The older I get, the less enthusiastic I become about small-town parades. Not because I don’t enjoy watching Cub Scouts toss Tootsie Rolls to the crowd or dogs in costumes yank their handlers down the street or beauty queens wave from shiny convertibles. If these parades were finished in an hour, perhaps I could enjoy them. But they seem to go on forever, especially if you’re not lucky enough to nab a curbside spot in the shade. Or, in the case of Christmas parades, the sun.
But I attended a parade in Danville, Kentucky last weekend that broke the mold. So much so, in fact, that I thought it worth writing about.
I was there for the Great American Brass Band Festival and also—and, I confess, more so—to see grandbabies Eli and June. We kicked off the celebration Friday afternoon with a visit to Constitution Square where giant inflatable “bouncy” attractions had been set up. Eli spent most of his time in the pirate ship. June just toddled around and looked cute. We feasted on fried catfish and chocolate ice cream from the food trucks and enjoyed an excellent jazz concert on the way home.
The parade was scheduled for late Saturday morning. I tucked a book into my backpack, just in case, and plastered a “this will be fun” smile on my face as we set out on the short walk to Main Street.
Imagine my surprise when I saw a fleet of old-timey bicycles—the kind with a giant wheel in front and a tiny wheel in back—leading the parade. And imagine my delight when one of the cyclists dismounted and explained to me how one went about riding old-timey bicycles. I kept hoping she’d offer to let me try but when I found out the bike was worth several thousand dollars, I was kind of glad she didn’t.
Other highlights included the mayor of Danville waving from a Mustang convertible, Elvis waving from an old Plymouth Fury, and a handful of Shriners driving not tiny motorcycles or cars, but miniature 18-wheelers. Cub Scouts threw Tootsie Rolls and girls in pink t-shirts threw pink bubble gum and fancy ladies twirling parasols threw kisses and it was all great fun.
A Civil War brass band, wearing (gasp!) the dark blue uniforms of the Union army marched solemnly past the marble statue of a Confederate soldier perched on a hill near the Presbyterian Church. The Rebels marching band from Boyle County High School followed close behind. And no, the irony was not lost on me.

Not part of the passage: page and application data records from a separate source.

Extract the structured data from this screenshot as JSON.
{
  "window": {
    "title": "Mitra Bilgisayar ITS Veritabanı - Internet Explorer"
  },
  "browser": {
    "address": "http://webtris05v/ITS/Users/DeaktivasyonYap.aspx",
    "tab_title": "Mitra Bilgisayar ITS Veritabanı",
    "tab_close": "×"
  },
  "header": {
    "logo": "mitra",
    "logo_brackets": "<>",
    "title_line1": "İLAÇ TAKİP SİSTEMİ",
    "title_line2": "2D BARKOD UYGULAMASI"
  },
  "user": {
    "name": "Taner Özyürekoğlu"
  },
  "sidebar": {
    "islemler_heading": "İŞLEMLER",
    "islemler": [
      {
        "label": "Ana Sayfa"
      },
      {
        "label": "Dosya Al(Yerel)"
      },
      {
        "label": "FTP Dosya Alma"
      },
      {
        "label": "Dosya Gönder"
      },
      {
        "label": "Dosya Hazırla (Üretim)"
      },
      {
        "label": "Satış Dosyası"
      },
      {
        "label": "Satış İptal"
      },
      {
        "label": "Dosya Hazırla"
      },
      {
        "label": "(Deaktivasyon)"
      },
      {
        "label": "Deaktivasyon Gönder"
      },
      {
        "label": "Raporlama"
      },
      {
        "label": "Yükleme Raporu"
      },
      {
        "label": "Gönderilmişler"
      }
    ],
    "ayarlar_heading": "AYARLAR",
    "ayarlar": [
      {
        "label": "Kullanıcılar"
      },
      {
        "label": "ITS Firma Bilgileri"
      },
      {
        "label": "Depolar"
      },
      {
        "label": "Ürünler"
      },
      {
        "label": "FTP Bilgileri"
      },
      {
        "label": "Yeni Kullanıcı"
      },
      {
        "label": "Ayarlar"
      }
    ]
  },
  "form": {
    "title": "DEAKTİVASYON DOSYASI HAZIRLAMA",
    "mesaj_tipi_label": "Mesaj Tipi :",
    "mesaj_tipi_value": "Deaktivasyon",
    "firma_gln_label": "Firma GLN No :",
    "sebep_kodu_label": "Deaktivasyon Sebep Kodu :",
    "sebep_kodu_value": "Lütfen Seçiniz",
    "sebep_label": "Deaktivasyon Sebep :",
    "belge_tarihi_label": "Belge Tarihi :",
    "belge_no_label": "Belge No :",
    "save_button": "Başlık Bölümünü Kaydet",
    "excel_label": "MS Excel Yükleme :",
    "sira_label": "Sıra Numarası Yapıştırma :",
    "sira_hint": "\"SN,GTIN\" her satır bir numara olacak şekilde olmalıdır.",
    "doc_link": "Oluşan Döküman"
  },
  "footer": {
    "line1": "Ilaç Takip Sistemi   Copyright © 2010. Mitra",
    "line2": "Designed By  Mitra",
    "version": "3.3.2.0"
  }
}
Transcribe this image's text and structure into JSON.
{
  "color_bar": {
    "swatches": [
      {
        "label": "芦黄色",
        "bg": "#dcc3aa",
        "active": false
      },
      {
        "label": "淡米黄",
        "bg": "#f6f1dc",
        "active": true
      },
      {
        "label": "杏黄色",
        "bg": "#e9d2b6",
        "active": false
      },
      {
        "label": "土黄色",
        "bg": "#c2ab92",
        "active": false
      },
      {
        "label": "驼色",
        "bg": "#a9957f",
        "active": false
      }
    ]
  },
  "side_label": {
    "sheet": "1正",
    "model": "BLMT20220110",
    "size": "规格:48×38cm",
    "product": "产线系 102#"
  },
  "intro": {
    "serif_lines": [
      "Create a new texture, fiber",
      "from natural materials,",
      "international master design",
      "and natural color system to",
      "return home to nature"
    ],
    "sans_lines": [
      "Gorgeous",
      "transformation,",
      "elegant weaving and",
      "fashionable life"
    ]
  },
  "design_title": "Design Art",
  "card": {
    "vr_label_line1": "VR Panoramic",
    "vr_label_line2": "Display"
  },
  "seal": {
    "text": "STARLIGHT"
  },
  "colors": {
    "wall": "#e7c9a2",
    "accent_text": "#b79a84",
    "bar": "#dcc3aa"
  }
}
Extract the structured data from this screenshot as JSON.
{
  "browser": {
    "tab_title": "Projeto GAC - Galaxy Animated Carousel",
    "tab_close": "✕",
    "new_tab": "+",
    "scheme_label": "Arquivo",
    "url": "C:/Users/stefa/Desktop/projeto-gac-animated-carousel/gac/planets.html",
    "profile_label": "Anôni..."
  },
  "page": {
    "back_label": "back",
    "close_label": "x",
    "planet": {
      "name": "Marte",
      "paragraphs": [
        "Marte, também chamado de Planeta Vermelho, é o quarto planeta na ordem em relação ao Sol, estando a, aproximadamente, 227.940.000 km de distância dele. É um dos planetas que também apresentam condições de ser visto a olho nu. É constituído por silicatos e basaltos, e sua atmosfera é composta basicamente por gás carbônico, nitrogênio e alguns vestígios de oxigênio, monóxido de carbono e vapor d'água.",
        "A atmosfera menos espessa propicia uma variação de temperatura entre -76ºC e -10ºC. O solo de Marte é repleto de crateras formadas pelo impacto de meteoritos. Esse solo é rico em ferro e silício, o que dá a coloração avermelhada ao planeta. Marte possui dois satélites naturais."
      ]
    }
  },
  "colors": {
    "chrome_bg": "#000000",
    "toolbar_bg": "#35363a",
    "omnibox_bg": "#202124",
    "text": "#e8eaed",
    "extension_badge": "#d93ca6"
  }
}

A boy who looked to be about seven years old stood near us. He was dressed in red, white and blue and tirelessly waved an American flag. Every time a parade participant sporting an American flag passed by, the boy shouted “Go, America!!!” Every single time.
The best thing about the parade was, of course, the brass bands. There were many, some from very far away and most with impressive credentials. The majority of those bands marched in perfect formation and in immaculate uniforms. One band had a tuba player who wore kilts. Another was made up of musicians dressed in crazy hats and mismatched madras. A small band rode in the bed of a pickup truck. Another in a horse-drawn wagon. My favorite was the band playing “When the Saints Go Marching In” from the deck of a pontoon boat.
As you might guess, I never pulled the just-in-case book out of my backpack. And the “this will be fun” smile on my face was entirely genuine. I might just have to change my opinion about small-town parades.
(June 12, 2016)